  • For many (including Chris), these results don’t line up. Chris referenced a case study published to Marketing Dive demonstrating much different, less impactful results.  
  • Chris expressed that audiences who care about artificial preservatives likely were not considering the Burger King Whopper to begin with. Inversely, he predicted that the people eating at Burger King probably cared less about artificial preservatives.  
  • This campaign could be jolting enough to get people to test it out against competing products. Even if the individual doesn’t become a frequent customer, they will have had heightened the consumer’s brand awareness.

A question from our listeners

Last week we received the following question from a listener of the show.

“I’ve observed a twist in the very competitive marketing among the four major systems in my city. There are vaccination billboards signed by all four major health systems in the area rather than the typical competitive differentiation.

Would all four health systems benefit from a combined effort focused on prevention? Would their brand image improve if they collectively addressed health and well-being rather than “I’m better than you” traditional marketing?”

 Our response:

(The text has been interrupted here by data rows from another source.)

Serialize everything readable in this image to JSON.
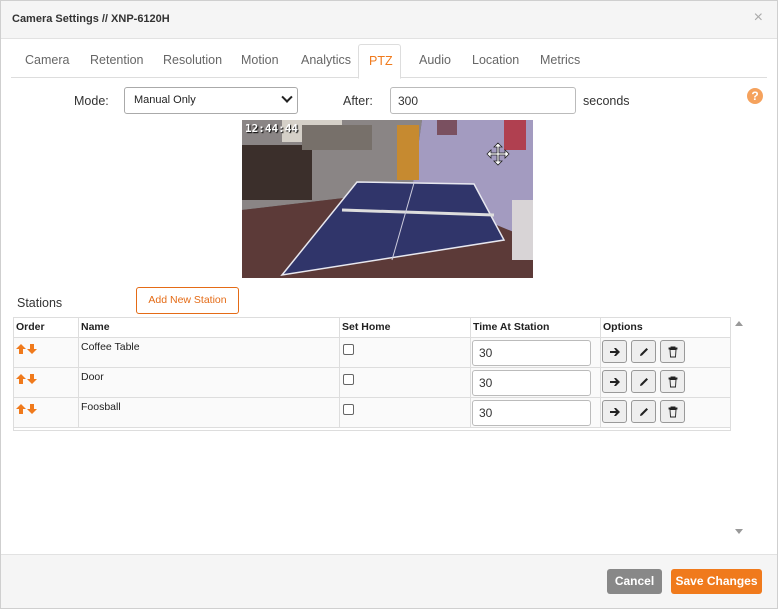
{
  "dialog": {
    "title": "Camera Settings // XNP-6120H",
    "close_label": "×"
  },
  "tabs": [
    {
      "label": "Camera"
    },
    {
      "label": "Retention"
    },
    {
      "label": "Resolution"
    },
    {
      "label": "Motion"
    },
    {
      "label": "Analytics"
    },
    {
      "label": "PTZ",
      "active": true
    },
    {
      "label": "Audio"
    },
    {
      "label": "Location"
    },
    {
      "label": "Metrics"
    }
  ],
  "ptz": {
    "mode_label": "Mode:",
    "mode_value": "Manual Only",
    "after_label": "After:",
    "after_value": "300",
    "after_unit": "seconds",
    "help_label": "?",
    "timestamp": "12:44:44"
  },
  "stations": {
    "label": "Stations",
    "add_button": "Add New Station",
    "columns": [
      "Order",
      "Name",
      "Set Home",
      "Time At Station",
      "Options"
    ],
    "rows": [
      {
        "name": "Coffee Table",
        "set_home": false,
        "time": "30"
      },
      {
        "name": "Door",
        "set_home": false,
        "time": "30"
      },
      {
        "name": "Foosball",
        "set_home": false,
        "time": "30"
      }
    ]
  },
  "footer": {
    "cancel": "Cancel",
    "save": "Save Changes"
  },
  "colors": {
    "accent": "#f07a1c",
    "cancel": "#888888"
  }
}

  • Yes, there are many cases, like COVID-19 vaccine promotion, in which an individual system would benefit from joining a collective. In this sort of situation, you’re not losing much margin or receiving a big brand lift from administering a vaccine.  
  • COVID-19 prevention is where the water gets murky on collectives between health systems. While it would be beneficial for public health, it could potentially undermine a system’s ability to differentiate itself as consumers’ partner in health.  
  • A good line to draw when considering collectives with other health entities is whether or not the initiative would impact patients’ decisions to return to care at your system versus a competitor’s system.